To counter this, it is recommended to trademark your brand from the very beginning and sign up for the Brand Registry program. Then there are some sellers that may try to get your account suspended by hiring a service that leaves negative feedback (or negative reviews) on your listing.
But even if you’ve done all of this, it’s very important to monitor the health of your listings. And that’s where Shopkeeper, the #1 Amazon seller software, comes into play with its automatic listing monitor and alerts.
Amazon sellers face another challenge when Amazon starts selling a similar product to theirs under its brand name. This brings them in direct competition with Amazon, and it can get tough for them to drive traffic to their listing. Therefore, always choose a product that Amazon is not selling.
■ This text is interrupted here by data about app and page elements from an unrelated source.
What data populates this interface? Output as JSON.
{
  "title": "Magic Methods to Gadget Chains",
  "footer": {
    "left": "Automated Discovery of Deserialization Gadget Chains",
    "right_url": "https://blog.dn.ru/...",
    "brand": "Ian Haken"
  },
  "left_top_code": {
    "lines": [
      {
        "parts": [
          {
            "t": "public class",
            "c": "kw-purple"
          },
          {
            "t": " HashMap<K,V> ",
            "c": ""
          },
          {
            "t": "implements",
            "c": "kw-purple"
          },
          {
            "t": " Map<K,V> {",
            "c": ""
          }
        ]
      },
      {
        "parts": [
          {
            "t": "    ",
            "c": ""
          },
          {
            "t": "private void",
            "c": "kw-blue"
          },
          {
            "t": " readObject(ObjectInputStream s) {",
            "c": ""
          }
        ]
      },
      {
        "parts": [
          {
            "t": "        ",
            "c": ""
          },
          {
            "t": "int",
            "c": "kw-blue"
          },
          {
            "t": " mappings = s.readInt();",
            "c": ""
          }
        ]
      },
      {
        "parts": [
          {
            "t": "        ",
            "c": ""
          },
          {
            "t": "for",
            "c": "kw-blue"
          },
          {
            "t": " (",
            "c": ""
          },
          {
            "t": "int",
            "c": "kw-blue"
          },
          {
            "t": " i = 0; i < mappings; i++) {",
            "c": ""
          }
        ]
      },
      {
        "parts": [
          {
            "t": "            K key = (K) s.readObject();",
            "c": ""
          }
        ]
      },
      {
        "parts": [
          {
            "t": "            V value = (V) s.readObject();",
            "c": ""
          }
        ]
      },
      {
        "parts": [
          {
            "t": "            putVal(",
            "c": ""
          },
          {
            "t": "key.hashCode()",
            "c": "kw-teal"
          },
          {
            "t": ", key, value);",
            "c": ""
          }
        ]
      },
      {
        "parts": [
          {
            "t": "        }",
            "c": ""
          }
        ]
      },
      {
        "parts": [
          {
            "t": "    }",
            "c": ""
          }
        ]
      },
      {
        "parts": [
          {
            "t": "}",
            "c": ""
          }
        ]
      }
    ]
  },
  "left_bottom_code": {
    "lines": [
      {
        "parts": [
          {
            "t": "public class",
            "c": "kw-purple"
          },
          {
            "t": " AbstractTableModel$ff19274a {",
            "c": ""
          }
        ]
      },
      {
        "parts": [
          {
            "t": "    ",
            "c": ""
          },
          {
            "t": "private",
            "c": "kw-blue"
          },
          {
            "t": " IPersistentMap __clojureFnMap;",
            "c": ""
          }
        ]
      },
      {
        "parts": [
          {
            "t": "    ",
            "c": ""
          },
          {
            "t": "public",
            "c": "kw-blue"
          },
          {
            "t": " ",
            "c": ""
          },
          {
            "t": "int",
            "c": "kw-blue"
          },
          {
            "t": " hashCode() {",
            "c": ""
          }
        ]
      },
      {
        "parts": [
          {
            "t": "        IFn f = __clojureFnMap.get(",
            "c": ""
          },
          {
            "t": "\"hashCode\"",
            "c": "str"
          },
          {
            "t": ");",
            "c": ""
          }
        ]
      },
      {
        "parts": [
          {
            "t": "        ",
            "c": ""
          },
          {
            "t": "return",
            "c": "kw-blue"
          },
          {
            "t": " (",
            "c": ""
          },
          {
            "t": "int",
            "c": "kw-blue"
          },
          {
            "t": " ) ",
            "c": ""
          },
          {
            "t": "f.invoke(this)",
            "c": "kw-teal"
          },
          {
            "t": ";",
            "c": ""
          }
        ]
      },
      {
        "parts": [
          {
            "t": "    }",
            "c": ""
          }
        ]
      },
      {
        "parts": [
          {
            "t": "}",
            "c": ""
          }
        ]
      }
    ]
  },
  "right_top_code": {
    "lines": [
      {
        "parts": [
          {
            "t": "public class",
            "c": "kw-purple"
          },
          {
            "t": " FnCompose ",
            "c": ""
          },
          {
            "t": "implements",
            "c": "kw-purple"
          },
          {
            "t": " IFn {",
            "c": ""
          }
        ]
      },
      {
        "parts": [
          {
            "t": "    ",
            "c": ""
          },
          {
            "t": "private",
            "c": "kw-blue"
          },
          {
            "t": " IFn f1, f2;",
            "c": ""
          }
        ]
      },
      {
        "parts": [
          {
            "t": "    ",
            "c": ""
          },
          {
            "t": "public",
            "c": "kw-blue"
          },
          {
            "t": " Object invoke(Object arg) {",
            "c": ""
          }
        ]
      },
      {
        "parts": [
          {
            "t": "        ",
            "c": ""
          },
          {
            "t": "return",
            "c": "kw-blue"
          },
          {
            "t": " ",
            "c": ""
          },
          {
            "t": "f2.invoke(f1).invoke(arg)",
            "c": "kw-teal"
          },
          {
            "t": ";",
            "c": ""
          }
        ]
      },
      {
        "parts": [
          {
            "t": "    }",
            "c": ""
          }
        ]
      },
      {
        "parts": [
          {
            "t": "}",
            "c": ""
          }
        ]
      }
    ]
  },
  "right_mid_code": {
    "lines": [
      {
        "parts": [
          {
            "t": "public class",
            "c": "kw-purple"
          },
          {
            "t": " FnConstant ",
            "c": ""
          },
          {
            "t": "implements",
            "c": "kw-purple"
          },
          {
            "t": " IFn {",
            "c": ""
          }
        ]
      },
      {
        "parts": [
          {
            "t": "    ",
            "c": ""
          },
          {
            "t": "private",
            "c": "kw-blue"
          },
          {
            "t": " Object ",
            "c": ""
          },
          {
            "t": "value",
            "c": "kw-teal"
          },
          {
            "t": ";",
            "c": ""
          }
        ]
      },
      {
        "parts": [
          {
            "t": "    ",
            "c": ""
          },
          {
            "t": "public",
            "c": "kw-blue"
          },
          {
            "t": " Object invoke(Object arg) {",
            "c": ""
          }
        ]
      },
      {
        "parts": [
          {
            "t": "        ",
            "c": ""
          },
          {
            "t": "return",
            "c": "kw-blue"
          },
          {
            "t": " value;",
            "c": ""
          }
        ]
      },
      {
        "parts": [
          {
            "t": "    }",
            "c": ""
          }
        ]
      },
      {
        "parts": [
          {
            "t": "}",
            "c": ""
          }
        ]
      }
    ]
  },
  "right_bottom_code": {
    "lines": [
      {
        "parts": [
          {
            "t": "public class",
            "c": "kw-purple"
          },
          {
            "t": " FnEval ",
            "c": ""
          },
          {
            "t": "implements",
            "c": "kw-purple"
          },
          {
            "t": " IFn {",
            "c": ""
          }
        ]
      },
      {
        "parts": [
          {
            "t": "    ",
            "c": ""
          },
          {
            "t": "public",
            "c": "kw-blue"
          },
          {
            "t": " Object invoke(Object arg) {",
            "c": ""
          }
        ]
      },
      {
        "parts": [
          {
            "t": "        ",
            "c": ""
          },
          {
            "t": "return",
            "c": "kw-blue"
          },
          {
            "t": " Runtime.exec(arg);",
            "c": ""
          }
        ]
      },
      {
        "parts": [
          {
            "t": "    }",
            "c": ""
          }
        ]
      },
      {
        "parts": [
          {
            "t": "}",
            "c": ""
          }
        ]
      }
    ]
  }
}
Amazon has reiterated many times that it does not steal data from third-party sellers, and doing so would be a clear violation of its policies.
So how does Amazon fare against other eCommerce marketplaces? Let’s take a look.
Amazon is obviously the more popular eCommerce site, at least in the US. It offers convenient fulfillment options along with great shipping discounts. On the other hand, eBay is the easiest marketplace to sell with no minimum quantity. Amazon is much more secure as compared to eBay, especially when it comes to getting paid as a seller. Both marketplaces are buyer-centric and heavily saturated.
Verdict: If you’re looking to establish a stable online business, Amazon is clearly the better choice.
Shopify requires building your own website, doing a lot of marketing, handling emails, fulfillment, reviews, SEO, social media, and plenty more. On the flip side, selling on Amazon is much easier, mainly because of the fact that you don’t have to work too hard to acquire customers.
Verdict: Shopify is best for sellers with a good amount of investment who want to build up a separate brand. In comparison, Amazon gives you a ready-made platform to sell on.
While we recommend taking an Amazon FBA course to speed up your learning curve and get clear, organized, and structured information, we also fully understand that these courses may not always fit your budget. As an alternative, you can use the tons of free stuff available online. Go check out YouTube videos, visit seller forums, join Amazon-related Facebook groups, and read industry blogs.
The internet is filled with many good Amazon FBA courses. One very affordable one is Amazon Sharks by the ever-popular Amazon FBA blogger from the UK Andrew Minalto. But there are many others with varying levels of hand-holding and personal interaction. Do your due diligence before investing in any course.
Considering you have a product that you sell at a minimum profit of 25%, and your monthly sales volume is around 150 units, you can become profitable on Amazon in months 6-7 of your selling journey.
You can expect to take about 4-8 weeks before you’re well prepared to sell on Amazon. This time frame includes finding your product, negotiating with suppliers, and getting your inventory shipped to Amazon.
Is selling on Amazon worth it? It is if you start off in the right way and follow each step carefully. Do your research, build an optimized listing, and watch the sales rolling in. Check out our Amazon Seller Guide to get started!
Become great at selling on Amazon
Join our FREE newsletter and receive expert advice for executives managing the Amazon channel.